Common Weight Loss Myths
When you hear something enough, you start to believe it. Even if there's a voice inside of your bulbous melon screams at you not to believe something so obviously phony that you'd be a moron to believe it, somehow you wind up conning yourself into thinking it's true. Case in point — our palms are not
hairy and we have not
gone blind. (You were wrong, Monsignor McHugh!)
Still, some myths simply refuse to go away no matter how many times they're debunked. And weight loss has more than a few whoppers out there. (Pun unintentional, we swear.) So as you ready to shed excess poundage for the New Year to earn that summer body to put on display at the nude beach this summer, keep in mind these five weight-loss myths …
#1. RAPID WEIGHT LOSS IS A TERRIBLE, HORRIBLE, NO GOOD, VERY BAD THING
Crash diets are bad because they can lead to nutritional deficiencies and mess with your sunny disposition. But rapid weight loss doesn't have to be unhealthy. "As long as you aren't starving yourself and you're taking in an adequate amount of protein, eating 10 servings of veggies a day, and taking in the right kind of fat you'll not only lose weight fast
, but you'll be healthier, too," says Lisa Lynn, a specialist in metabolic disorders and the author of The Metabolism Solution
Lynn also points out that when you can see results happen quickly you're less likely to ditch the program. "The secret lies in knowing exactly what your body needs to stay healthy, as well as eating quality foods."
And no, the "quality foods" list does not include Choco Tacos or deep fried lard balls.
#2. GOVERNMENT SERVING SIZES ARE ACCURATE
Wait, the government bends the truth? Nice try. That'd never happen, ugh, … okay, we believe it.
"If you follow what the government suggests you're guaranteed to have a weight problem," she warns. "Plus, serving size and portion are not the same things."
Turns out, serving sizes are universal. Which, now that we think about it, makes absolutely no sense at all.

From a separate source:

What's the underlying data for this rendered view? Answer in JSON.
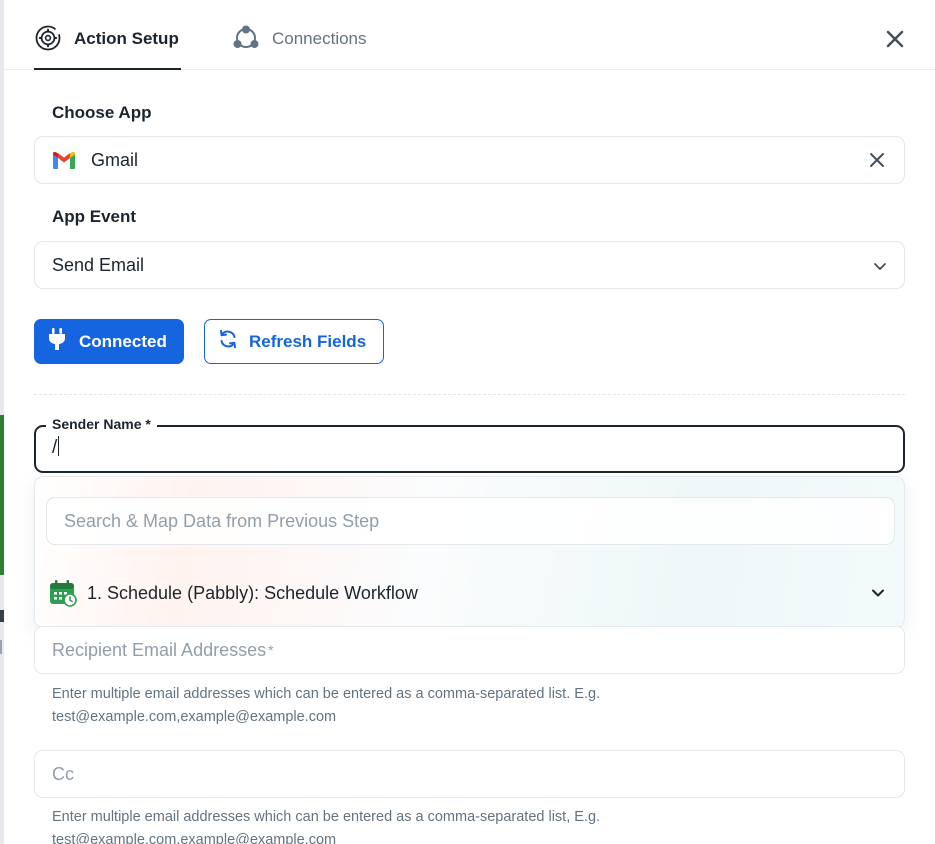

"Anyone can figure out that a 6' male needs more food than a 5'5" male. So guess what happens? The guy who's 5'5" gains weight. So if you're not losing weight, the serving sizes you're consuming might be to blame — even if you're weighing your food. Try eating half as much and you'll lose weight faster due to the calorie correction."